It was no surprise that the children's father also fueled my insecurities. He was quick to inform me that the children did not have emotional breakdowns at his house. He went on to suggest that if I was a better mother, there would not be such turmoil in my house. The results were in and they were unanimous: I had failed at being a wife and a mother.
I didn't see it coming: I never imagined that the day would come when I would need to defend my coveted role as a "good mom." I felt that my ex-husband had masterfully targeted me with a litany of parental failures intended to disrupt and destroy my relationships with my children. Was my ability to be an involved, supportive, and loving mother going to be a casualty of my divorce?
I thought that I always had good instincts about what my children and I needed to get back to that place of confidence. So, I spoke to them honestly and without blaming their father. I maintained an open heart and an open door to my home. I exercised unimaginable patience and let them grow to a point of maturity where they could see me as the well-intentioned, loving mother that I am.
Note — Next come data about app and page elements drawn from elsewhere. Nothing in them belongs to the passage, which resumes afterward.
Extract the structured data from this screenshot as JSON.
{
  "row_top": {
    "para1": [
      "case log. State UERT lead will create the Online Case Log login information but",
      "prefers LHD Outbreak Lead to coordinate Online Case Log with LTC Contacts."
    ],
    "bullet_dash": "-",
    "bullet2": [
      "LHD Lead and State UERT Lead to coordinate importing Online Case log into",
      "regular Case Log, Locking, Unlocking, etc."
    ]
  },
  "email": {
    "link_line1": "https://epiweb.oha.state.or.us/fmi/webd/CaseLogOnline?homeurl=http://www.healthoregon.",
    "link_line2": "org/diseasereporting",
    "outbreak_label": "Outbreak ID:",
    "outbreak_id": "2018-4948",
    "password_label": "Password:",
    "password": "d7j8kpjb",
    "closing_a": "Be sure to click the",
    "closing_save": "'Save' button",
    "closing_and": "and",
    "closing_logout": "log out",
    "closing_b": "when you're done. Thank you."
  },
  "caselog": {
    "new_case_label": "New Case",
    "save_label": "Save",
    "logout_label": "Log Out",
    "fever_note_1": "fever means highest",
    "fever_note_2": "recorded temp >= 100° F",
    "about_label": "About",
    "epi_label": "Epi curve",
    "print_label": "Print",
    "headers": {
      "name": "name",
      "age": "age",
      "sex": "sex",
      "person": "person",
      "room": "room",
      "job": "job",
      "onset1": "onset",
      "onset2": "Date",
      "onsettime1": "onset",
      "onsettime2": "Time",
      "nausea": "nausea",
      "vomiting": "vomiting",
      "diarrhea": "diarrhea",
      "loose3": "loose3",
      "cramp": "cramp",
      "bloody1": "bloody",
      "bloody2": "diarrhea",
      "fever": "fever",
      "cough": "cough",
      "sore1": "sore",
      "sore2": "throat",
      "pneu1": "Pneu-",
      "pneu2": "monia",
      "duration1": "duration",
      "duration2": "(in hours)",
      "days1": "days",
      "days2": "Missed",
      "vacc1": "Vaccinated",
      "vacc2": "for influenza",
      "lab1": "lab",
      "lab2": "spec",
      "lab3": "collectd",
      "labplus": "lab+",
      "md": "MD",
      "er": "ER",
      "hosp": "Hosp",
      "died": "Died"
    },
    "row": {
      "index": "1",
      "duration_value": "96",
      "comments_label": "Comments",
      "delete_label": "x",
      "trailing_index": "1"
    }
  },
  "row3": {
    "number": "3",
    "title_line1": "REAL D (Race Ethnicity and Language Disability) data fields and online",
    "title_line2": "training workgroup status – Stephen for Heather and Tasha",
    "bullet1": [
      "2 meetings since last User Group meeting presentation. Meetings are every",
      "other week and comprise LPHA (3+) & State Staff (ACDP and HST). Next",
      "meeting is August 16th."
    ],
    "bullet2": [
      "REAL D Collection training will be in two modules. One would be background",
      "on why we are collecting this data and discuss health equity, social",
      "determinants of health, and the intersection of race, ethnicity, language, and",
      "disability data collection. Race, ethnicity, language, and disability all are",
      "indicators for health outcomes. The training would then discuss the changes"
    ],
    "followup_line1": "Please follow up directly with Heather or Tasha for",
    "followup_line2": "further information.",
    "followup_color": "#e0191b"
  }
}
My relationship with my daughter continues to heal. After 10 years, she is able to see the parental manipulation that caused her such pain and anger. She values me as a mother and as a professional woman and actually says that she is proud to have me as her mom! I waited a long time to feel her approval and love. I will wait longer for such accolades from my son, but he has my open heart and my promise to work tirelessly to restore a loving relationship between us.
Splitting time between parents can be draining and traumatic — for you and your children — not to mention the strain of living each day with a meager settlement. The emotional healing will take time, but your financial destiny is in your hands.
My divorce gave me a unique perspective on both my professional and personal life. Being prepared financially will help weather any storm. When reconstructing your finances, it is critical to choose the right assets (i.e., income-producing assets to support your standard of living or assets that help secure your future) during the time when you are spending all you earn on divorce proceedings. Many women want the security of the family residence — even when it will severely compromise their ability to succeed.
So, while it’s very difficult when the rest of your life appears to be falling apart, you need to focus on your finances. You will find that there is an incredible peace of mind in having an ally and a plan. I’ve experienced this firsthand and have made it my mission to provide that comfort for others. I talk to my clients about current and future wealth, and I can steady the course in that domain while they work to find their current and future happiness.
Elisabeth Cullington is Founder of the Women’s Practice at HoyleCohen and a member of the DailyWorth Connect program. Read more about the program here.